(RECORDS TO PROCESS):
::::::::

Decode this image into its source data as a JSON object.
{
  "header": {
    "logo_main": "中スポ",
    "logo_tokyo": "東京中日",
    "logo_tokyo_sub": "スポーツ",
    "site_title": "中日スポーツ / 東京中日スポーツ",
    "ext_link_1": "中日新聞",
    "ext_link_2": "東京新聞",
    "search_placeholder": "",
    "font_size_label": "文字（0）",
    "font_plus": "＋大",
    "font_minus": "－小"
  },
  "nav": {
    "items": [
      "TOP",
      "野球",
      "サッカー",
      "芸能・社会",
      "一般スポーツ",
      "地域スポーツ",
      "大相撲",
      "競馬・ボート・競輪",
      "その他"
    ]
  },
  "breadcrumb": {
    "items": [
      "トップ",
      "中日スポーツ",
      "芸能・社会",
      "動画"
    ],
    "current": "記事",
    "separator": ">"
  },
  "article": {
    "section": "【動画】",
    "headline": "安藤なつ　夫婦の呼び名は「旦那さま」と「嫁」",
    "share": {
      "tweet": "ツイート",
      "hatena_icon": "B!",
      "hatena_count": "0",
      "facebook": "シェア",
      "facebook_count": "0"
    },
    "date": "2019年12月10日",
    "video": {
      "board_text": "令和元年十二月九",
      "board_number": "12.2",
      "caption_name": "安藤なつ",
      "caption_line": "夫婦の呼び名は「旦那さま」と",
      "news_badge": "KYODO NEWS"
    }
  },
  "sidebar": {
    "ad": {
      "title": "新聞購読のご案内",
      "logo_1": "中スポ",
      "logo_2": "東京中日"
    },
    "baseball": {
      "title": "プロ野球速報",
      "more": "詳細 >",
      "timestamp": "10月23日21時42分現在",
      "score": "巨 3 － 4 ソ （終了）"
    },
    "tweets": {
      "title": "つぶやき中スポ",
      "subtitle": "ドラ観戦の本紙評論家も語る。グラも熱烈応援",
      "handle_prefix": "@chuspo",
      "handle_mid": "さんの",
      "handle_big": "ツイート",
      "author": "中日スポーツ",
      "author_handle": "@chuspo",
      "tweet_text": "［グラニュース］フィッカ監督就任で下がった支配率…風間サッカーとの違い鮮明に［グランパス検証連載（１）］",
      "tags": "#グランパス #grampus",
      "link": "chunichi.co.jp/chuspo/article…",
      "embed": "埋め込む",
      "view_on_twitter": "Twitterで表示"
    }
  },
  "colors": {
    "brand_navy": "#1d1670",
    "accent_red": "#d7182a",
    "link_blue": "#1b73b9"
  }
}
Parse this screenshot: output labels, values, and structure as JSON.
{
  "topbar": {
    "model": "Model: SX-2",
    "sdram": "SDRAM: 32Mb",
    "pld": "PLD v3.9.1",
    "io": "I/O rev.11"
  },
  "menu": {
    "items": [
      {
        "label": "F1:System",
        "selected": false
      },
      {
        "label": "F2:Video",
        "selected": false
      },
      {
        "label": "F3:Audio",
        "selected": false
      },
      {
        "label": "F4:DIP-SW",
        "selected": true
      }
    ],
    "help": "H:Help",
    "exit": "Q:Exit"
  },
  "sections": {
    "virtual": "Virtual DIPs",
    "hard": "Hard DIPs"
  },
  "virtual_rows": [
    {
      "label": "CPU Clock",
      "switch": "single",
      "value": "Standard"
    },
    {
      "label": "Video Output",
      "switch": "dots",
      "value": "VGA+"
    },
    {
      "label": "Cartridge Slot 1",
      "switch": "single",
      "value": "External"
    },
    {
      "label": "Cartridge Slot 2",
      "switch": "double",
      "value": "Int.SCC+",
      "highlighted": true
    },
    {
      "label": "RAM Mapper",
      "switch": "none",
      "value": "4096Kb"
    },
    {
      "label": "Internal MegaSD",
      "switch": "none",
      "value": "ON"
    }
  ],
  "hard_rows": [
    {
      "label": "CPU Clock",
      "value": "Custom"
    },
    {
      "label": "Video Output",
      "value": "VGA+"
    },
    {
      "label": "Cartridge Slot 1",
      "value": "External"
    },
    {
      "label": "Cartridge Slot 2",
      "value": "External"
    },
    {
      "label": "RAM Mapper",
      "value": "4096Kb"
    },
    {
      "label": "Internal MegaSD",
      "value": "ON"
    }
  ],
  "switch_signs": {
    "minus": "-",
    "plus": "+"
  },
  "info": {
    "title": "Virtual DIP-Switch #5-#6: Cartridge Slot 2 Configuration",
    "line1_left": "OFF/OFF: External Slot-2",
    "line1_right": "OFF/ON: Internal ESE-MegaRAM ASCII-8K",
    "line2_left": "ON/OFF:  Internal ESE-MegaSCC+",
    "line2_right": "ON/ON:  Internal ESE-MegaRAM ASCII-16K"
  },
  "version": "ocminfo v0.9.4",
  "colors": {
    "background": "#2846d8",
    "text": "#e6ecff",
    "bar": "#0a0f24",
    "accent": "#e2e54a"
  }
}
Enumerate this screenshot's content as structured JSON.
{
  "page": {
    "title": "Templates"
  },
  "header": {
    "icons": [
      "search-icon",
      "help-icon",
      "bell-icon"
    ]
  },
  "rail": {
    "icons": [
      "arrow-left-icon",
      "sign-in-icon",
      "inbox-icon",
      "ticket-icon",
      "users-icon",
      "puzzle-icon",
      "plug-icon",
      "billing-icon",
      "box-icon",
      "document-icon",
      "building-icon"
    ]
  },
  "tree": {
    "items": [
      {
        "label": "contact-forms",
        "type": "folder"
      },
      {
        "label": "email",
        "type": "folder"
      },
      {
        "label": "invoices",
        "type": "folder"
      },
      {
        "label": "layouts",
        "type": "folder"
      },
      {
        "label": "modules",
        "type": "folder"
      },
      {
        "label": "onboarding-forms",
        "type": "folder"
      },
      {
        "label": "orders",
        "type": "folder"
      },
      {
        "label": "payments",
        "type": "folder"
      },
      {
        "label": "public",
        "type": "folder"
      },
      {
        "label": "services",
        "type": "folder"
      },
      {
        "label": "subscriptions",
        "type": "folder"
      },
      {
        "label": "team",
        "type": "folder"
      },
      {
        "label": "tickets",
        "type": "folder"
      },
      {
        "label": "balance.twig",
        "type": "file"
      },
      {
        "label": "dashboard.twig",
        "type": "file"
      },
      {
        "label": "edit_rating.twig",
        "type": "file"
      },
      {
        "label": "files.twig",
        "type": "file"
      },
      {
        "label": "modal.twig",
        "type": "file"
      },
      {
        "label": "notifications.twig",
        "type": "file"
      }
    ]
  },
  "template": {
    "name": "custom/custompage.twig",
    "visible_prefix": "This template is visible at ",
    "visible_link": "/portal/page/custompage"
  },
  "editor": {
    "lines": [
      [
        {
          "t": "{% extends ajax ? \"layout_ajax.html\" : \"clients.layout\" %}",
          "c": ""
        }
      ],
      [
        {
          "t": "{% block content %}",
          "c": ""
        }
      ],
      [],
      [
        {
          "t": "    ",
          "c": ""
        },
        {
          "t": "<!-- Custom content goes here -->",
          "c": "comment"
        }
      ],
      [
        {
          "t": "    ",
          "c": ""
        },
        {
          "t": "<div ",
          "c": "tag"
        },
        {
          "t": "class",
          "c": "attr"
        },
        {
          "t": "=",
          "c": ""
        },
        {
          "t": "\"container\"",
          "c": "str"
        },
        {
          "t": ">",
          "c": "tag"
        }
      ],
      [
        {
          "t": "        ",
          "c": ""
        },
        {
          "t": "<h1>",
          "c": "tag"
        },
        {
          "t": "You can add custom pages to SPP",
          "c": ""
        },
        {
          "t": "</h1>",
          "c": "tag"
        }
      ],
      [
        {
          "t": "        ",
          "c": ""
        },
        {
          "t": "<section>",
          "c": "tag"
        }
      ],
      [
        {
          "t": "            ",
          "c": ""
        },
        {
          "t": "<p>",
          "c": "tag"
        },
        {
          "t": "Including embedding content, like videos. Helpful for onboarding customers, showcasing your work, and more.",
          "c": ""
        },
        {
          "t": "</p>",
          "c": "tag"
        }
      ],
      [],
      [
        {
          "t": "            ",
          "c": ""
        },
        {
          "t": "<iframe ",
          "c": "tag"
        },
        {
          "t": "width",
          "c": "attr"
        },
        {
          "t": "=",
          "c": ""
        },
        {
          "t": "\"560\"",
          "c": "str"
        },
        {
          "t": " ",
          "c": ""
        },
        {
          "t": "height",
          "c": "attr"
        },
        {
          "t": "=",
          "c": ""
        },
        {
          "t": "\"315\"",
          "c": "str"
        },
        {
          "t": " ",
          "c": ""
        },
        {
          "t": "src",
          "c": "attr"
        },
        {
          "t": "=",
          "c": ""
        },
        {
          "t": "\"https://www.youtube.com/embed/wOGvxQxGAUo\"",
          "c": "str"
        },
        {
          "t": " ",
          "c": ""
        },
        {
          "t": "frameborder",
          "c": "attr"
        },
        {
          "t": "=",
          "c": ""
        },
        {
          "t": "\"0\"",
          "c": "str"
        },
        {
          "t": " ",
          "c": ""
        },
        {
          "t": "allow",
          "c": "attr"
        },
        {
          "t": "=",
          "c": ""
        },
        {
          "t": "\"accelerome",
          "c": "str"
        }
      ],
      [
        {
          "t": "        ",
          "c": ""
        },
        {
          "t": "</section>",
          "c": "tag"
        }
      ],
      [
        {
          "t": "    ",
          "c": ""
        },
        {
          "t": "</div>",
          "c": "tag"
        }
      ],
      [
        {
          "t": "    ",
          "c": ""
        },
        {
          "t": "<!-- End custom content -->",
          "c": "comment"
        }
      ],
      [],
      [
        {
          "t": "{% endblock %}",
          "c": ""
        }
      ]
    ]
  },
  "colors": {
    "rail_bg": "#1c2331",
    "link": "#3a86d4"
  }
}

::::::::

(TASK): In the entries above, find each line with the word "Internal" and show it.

(SOLUTION):
      "label": "Internal MegaSD",
      "label": "Internal MegaSD",
    "line1_right": "OFF/ON: Internal ESE-MegaRAM ASCII-8K",
    "line2_left": "ON/OFF:  Internal ESE-MegaSCC+",
    "line2_right": "ON/ON:  Internal ESE-MegaRAM ASCII-16K"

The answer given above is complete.